“How Can I Keep From Singing.”

Source: youtube

I can’t remember a time that I wasn’t singing.  Never having the opportunity in my youth to learn to play an instrument other than the harmonica (but finally later learning the guitar and bass guitar, a Beatle Bass!), I sang.

I remember the thrill of discovering and creating harmony to “The old grey mare, she ain’t what she used to be” when I was about nine years old.

Choirs were always part of my life from primary school Christmas concerts to a small ensemble at Campion College High School (we even sang on TV way back in 1960–  CKCK Television, the only TV station in Regina, SK.) to large choral groups throughout my years of formation in the Society of Jesus.
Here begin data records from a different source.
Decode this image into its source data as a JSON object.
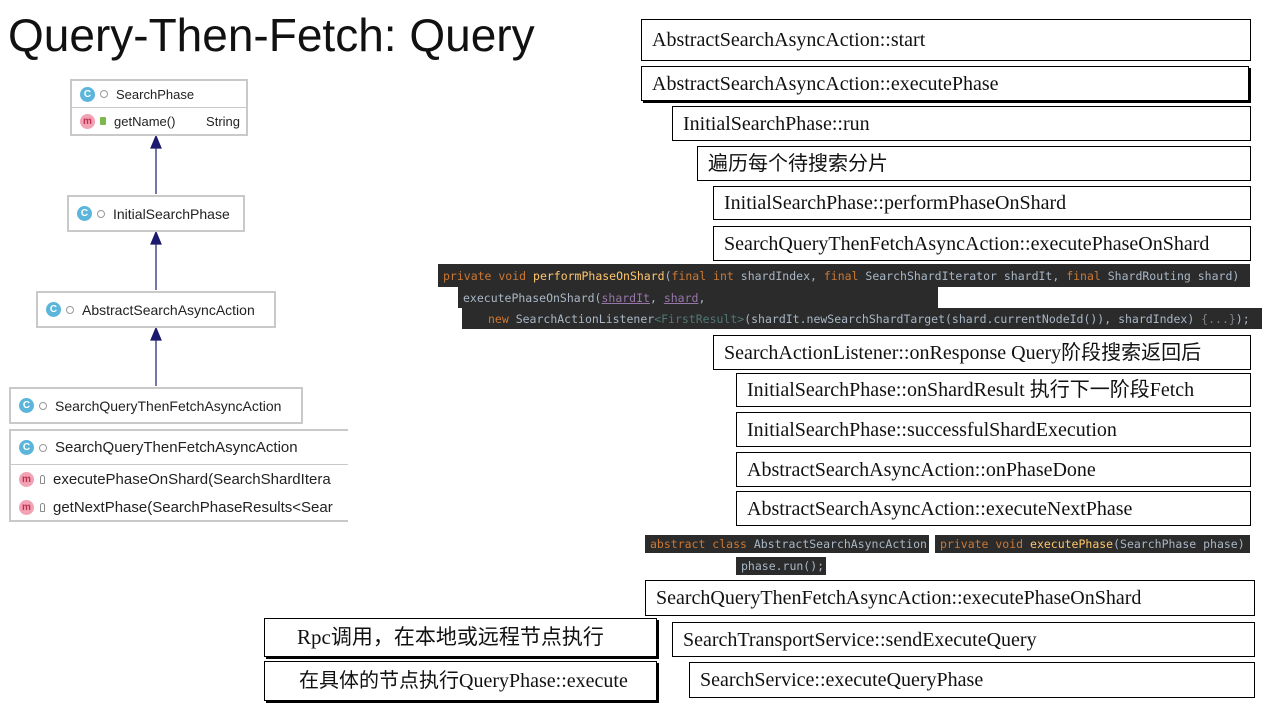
{
  "title": "Query-Then-Fetch: Query",
  "class_diagram": {
    "search_phase": {
      "icon": "C",
      "name": "SearchPhase",
      "method_icon": "m",
      "method": "getName()",
      "return_type": "String"
    },
    "initial_search_phase": {
      "icon": "C",
      "name": "InitialSearchPhase"
    },
    "abstract_search_async_action": {
      "icon": "C",
      "name": "AbstractSearchAsyncAction"
    },
    "search_query_then_fetch": {
      "icon": "C",
      "name": "SearchQueryThenFetchAsyncAction"
    },
    "detail": {
      "icon": "C",
      "name": "SearchQueryThenFetchAsyncAction",
      "methods": [
        {
          "icon": "m",
          "label": "executePhaseOnShard(SearchShardItera"
        },
        {
          "icon": "m",
          "label": "getNextPhase(SearchPhaseResults<Sear"
        }
      ]
    }
  },
  "call_stack": [
    "AbstractSearchAsyncAction::start",
    "AbstractSearchAsyncAction::executePhase",
    "InitialSearchPhase::run",
    "遍历每个待搜索分片",
    "InitialSearchPhase::performPhaseOnShard",
    "SearchQueryThenFetchAsyncAction::executePhaseOnShard",
    "SearchActionListener::onResponse Query阶段搜索返回后",
    "InitialSearchPhase::onShardResult  执行下一阶段Fetch",
    "InitialSearchPhase::successfulShardExecution",
    "AbstractSearchAsyncAction::onPhaseDone",
    "AbstractSearchAsyncAction::executeNextPhase",
    "SearchQueryThenFetchAsyncAction::executePhaseOnShard",
    "SearchTransportService::sendExecuteQuery",
    "SearchService::executeQueryPhase"
  ],
  "notes": {
    "rpc": "Rpc调用，在本地或远程节点执行",
    "query_phase": "在具体的节点执行QueryPhase::execute"
  },
  "code": {
    "perform_phase": {
      "line1": {
        "kw1": "private void ",
        "fn": "performPhaseOnShard",
        "p1": "(",
        "kw2": "final int ",
        "a1": "shardIndex, ",
        "kw3": "final ",
        "a2": "SearchShardIterator shardIt, ",
        "kw4": "final ",
        "a3": "ShardRouting shard)"
      },
      "line2": {
        "a1": "executePhaseOnShard(",
        "v1": "shardIt",
        "a2": ", ",
        "v2": "shard",
        "a3": ","
      },
      "line3": {
        "kw": "new ",
        "a1": "SearchActionListener",
        "g": "<FirstResult>",
        "a2": "(shardIt.newSearchShardTarget(shard.currentNodeId()), shardIndex) ",
        "f": "{...}",
        "a3": ");"
      }
    },
    "abstract_class": {
      "kw": "abstract class ",
      "name": "AbstractSearchAsyncAction"
    },
    "execute_phase": {
      "kw": "private void ",
      "fn": "executePhase",
      "args": "(SearchPhase phase)"
    },
    "phase_run": "phase.run();"
  }
}
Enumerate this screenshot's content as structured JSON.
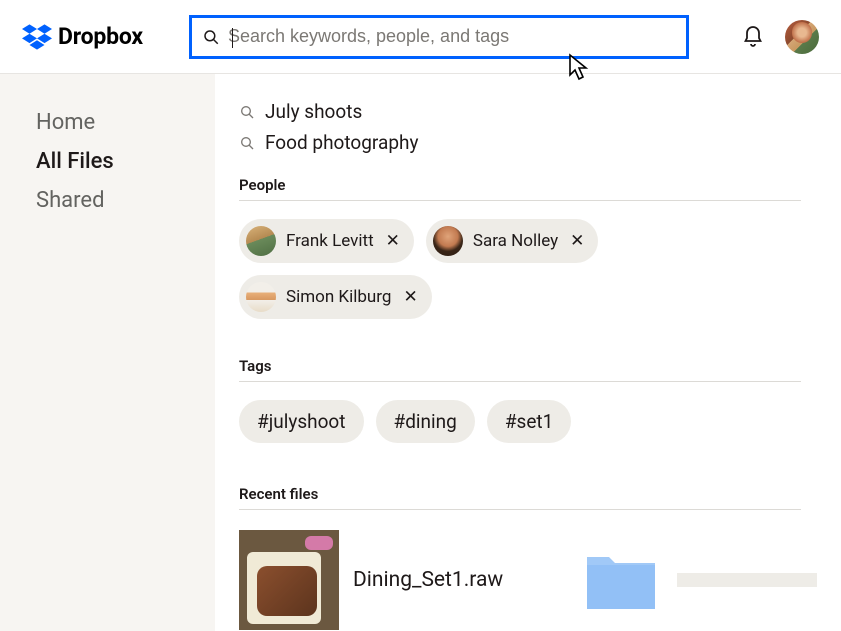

Most fun was creating music with a select few.  Growing up in the folk era, we young Jesuits in 1966 formed a folk group “Six of the Woof ‘n Warp”.  (Later Tom Bonic and I continued on as a duo for six year singing in churches, community gatherings, and coffee houses.)

Perhaps that’s why I was delighted to discover last fall a group of  Dominicans in southern United States creating their own music in a defined ‘folk’ style.  I was introduced to that particular style of music in the 2000 film “O Brother, Where Art Thou” with its interesting nasal quality in the ‘religious’ songs and in the rabunctious blues and blue grass sounds of the Soggy Bottom Boys.

Calling themselves Hillbilly Thomists, these Dominicans present traditional hymns as well as some of their own songs in their first album, The Hillbilly Thomists , released in 2017.  Just this year they recorded an album called Living for the Other Side comprised of almost all of their own creations.  The songs are all based on scripture and living a spiritual life.  As one critic noted, each song is a prayer meditation.

What the Hillbilly Thomists accomplish is sophisticated.  The vocals are demanding and, to my inexpert ear, the arrangements and instrumentation are complex.  The results of their work have the spirit and sense of spontaneity of music produced ‘all of a sudden” in the kitchen and living room– an element always attractive to me in folk music.

For me their music, even though the theme of the song may be sombre or serious, has somewhat that aura of joy I felt as a boy when I first discovered how to create harmony.  Here for a taste of their fare are a couple Youtube addresses of pieces from their album Living on the Other Side:

Hard Times / The Hillbilly Thomists

A Stephen Foster song


Poor Wayfaring Stranger / The Hillbilly Thomists

Original composition


Frank Obrigewitsch, SJ, is pastor of St. Ignatius parish in Winnipeg.

  • Peter Bisson
    Posted at 08:37h, 02 July Reply

    Thank you Frank!

Post A Comment

Subscribe to igNation

Subscribe to receive our latest articles delivered right to your inbox!